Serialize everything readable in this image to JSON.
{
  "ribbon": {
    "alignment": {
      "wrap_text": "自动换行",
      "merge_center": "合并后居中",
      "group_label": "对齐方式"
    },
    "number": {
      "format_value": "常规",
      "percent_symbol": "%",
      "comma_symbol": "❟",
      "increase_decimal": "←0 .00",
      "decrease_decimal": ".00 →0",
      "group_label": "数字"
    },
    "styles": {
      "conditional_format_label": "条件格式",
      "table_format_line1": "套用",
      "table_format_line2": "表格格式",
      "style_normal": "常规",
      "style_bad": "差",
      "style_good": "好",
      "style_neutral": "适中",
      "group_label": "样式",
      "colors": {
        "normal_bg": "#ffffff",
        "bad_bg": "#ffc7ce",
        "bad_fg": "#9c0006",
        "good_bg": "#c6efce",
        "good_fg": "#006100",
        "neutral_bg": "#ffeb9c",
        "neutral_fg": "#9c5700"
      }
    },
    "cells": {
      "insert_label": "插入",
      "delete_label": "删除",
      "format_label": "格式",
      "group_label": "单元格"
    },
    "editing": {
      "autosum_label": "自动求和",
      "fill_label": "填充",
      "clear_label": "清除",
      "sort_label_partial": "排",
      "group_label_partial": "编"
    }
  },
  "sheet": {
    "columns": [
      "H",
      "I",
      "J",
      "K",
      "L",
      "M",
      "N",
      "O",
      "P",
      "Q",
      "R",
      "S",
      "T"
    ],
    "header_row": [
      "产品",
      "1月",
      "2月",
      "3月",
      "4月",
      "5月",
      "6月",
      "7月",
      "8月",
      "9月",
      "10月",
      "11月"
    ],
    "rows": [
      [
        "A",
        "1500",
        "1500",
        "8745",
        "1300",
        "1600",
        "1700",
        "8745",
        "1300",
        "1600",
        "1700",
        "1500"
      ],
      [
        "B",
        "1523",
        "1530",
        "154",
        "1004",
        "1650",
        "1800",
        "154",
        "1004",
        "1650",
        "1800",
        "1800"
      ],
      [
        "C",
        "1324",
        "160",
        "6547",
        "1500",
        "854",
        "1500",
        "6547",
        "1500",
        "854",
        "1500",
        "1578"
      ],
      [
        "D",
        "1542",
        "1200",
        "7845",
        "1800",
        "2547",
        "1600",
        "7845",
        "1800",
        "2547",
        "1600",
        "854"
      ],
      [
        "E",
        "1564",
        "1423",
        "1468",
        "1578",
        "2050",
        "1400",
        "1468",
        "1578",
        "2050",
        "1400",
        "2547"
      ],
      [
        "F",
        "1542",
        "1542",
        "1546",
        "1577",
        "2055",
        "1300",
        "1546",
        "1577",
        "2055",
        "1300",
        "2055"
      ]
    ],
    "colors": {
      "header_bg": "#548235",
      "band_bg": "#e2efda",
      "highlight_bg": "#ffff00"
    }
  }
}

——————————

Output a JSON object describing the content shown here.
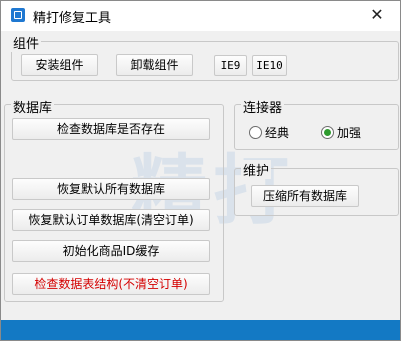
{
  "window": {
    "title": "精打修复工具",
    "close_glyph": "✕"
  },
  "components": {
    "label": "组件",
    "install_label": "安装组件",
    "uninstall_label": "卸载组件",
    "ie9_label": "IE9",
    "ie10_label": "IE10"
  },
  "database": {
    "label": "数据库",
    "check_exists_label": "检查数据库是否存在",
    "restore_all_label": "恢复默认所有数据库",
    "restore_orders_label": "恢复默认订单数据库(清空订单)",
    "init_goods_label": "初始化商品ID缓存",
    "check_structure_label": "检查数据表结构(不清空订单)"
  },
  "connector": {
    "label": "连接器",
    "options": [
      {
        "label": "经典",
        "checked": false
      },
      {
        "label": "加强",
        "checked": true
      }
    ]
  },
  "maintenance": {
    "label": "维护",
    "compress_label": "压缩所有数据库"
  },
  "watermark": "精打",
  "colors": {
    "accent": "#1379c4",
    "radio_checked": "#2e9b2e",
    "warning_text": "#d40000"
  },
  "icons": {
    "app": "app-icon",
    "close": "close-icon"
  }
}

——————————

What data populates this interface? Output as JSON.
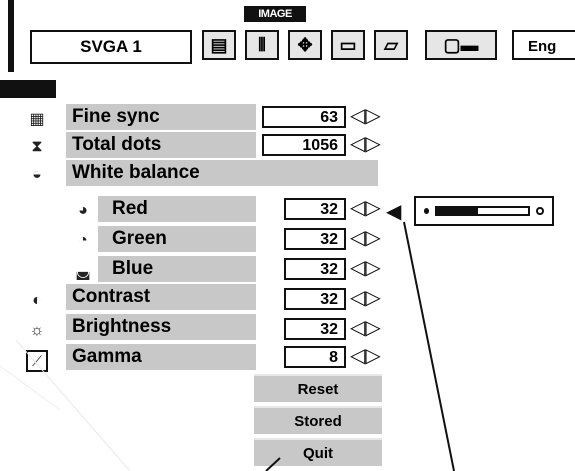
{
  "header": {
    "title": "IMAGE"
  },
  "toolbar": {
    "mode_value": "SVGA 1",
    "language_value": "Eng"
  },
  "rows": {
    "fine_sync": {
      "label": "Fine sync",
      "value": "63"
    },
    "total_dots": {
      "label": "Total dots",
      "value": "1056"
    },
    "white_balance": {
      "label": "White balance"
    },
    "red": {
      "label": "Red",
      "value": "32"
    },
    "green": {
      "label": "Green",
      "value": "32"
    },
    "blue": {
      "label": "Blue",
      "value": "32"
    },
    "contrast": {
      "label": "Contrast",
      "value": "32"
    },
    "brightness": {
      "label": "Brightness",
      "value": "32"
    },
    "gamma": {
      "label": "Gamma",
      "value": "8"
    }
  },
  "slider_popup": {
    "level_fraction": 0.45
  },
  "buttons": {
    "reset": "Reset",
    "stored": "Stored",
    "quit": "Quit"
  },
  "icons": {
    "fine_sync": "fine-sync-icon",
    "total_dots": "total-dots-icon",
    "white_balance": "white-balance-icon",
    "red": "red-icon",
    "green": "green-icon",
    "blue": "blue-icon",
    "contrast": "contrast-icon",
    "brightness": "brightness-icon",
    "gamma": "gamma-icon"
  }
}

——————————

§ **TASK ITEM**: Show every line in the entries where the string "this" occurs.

§ **EXERCISE SOLUTION**:
Serialize everything readable in this image to JSON.
What data populates this interface? Output as JSON.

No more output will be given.